Success With Ozone Depletion Shows We Can Solve Tough Environmental Problems if We Trust the Science
A new UN-backed study, “Scientific Assessment of Ozone Depletion: 2018,” released last week, found that the ozone layer continues to heal and projects that Northern Hemisphere and mid-latitude ozone will be replenished by the 2030s, followed by the Southern Hemisphere in the 2050s and polar regions by 2060. The ozone layer in the stratosphere protects us from the ultraviolet rays of the sun.
The international community united in 1987 to address ozone depletion in the Montreal Protocol after scientists discovered that chlorofluorocarbons (CFCs) used in aerosols, refrigeration systems, and many other products were reducing the ozone layer. As the ozone layer broke down more ultraviolet radiation was reaching the earth and skin cancer rates skyrocketed.

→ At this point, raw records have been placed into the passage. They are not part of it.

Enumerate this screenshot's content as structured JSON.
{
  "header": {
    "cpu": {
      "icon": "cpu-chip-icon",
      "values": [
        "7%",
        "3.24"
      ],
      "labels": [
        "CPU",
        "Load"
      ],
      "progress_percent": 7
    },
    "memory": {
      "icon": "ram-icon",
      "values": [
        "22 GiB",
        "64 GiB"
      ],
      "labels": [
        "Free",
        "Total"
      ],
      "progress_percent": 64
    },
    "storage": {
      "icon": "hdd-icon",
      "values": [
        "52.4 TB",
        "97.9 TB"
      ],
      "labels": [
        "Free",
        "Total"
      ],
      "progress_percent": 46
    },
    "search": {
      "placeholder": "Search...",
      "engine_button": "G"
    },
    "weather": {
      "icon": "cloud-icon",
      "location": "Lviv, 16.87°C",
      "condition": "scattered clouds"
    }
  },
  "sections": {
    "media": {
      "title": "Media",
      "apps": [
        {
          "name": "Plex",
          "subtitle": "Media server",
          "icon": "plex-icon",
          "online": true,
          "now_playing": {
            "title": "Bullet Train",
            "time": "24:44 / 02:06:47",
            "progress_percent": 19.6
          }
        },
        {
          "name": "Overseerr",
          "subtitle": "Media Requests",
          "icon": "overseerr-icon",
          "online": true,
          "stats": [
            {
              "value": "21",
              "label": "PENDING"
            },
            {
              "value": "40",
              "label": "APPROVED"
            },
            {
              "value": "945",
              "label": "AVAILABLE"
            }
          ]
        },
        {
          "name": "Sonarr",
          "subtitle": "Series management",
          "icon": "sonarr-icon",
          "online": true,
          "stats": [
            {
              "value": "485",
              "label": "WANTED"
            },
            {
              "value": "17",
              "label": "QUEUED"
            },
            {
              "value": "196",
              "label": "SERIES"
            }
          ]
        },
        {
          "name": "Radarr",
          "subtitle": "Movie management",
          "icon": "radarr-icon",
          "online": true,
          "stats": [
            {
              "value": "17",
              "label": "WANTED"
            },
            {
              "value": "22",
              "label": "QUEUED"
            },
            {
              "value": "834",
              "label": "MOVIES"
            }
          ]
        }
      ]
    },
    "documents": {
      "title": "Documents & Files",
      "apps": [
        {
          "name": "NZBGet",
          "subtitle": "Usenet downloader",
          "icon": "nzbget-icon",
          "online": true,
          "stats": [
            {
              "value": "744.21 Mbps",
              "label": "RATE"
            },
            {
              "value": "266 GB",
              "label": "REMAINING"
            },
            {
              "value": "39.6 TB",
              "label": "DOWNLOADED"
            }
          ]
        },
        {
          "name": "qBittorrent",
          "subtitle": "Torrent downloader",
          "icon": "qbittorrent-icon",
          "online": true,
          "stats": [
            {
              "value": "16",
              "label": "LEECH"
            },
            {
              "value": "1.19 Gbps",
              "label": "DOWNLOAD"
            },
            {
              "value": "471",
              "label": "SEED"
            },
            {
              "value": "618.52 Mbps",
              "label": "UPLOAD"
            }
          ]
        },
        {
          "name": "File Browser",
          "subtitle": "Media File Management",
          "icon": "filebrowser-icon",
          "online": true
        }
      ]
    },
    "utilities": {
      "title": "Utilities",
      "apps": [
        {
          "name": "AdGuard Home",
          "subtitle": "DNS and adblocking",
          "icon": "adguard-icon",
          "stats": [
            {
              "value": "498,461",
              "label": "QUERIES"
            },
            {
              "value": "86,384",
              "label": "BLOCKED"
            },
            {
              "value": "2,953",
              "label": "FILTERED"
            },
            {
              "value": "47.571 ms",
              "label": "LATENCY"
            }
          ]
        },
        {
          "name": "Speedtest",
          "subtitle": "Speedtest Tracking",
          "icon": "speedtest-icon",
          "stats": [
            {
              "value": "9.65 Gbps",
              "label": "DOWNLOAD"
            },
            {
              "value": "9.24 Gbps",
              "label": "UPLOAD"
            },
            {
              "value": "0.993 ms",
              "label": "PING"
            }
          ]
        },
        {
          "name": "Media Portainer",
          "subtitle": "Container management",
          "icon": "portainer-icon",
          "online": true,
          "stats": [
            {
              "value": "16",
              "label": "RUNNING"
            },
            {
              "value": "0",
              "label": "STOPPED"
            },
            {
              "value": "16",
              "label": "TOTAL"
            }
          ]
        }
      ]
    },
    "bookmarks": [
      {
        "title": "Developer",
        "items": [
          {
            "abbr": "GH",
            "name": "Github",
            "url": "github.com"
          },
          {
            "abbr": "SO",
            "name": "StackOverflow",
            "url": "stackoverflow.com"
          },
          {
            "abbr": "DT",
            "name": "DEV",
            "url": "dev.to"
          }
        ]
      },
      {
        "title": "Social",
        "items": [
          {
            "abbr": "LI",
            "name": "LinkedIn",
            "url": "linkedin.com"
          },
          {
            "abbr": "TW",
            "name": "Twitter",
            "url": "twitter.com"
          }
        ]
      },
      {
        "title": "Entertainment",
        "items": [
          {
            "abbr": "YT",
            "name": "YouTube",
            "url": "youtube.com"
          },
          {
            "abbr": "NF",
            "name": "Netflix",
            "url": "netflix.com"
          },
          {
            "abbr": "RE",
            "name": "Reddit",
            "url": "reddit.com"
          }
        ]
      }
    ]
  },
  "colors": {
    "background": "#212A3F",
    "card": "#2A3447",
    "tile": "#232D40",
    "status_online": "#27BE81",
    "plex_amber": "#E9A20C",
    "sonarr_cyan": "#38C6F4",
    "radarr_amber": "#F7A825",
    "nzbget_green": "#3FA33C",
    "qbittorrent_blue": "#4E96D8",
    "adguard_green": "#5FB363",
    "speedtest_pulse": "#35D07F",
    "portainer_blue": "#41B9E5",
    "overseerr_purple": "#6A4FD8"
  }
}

The Montreal Protocol is now viewed as the most successful international environmental treaty in history because it saved lives around the world. A 2015 report by the U. S. Environmental Protection Agency estimated that the agreement prevented over 280 million cases of skin cancer, 1.5 million skin cancer deaths, and 45 million cataracts in the United States.
But the Protocol didn't come about without opposition, the same type of opposition that climate change science faces today. Ozone depletion was widely ridiculed by industrial producers of CFCs and their Republican allies in the US Congress. The chair of the board of DuPont was quoted as saying that ozone depletion theory is "a science fiction tale...a load of rubbish...utter nonsense" (Chemical Week, July 16, 1975). And in 1987, DuPont testified before the US Congress that "We believe there is no imminent crisis that demands unilateral regulation."
Today, the Montreal Protocol is hailed as a demonstration of what we can achieve when the international community follows the science and puts people above short-term economic interests. And it's viewed as inspiration for global efforts to combat climate change to halt a catastrophic rise in world temperatures.
United Nations Secretary-General António Guterres, UN News: “It has shown us how environmental governance can respond to science, and how countries can come together to address a shared vulnerability,” said Mr. Guterres."
“I call for that same spirit of common cause and, especially, greater leadership as we strive to implement the Paris Agreement on climate change and mobilize the ambitious climate action we so urgently need at this time,” he concluded."
Ozone depletion is not as complex as climate change, but, the Montreal Protocol reminds us that tough environmental challenges can be overcome.
Image Credit: NASA's Goddard Space Flight Center
By: Don Lam & Curated Content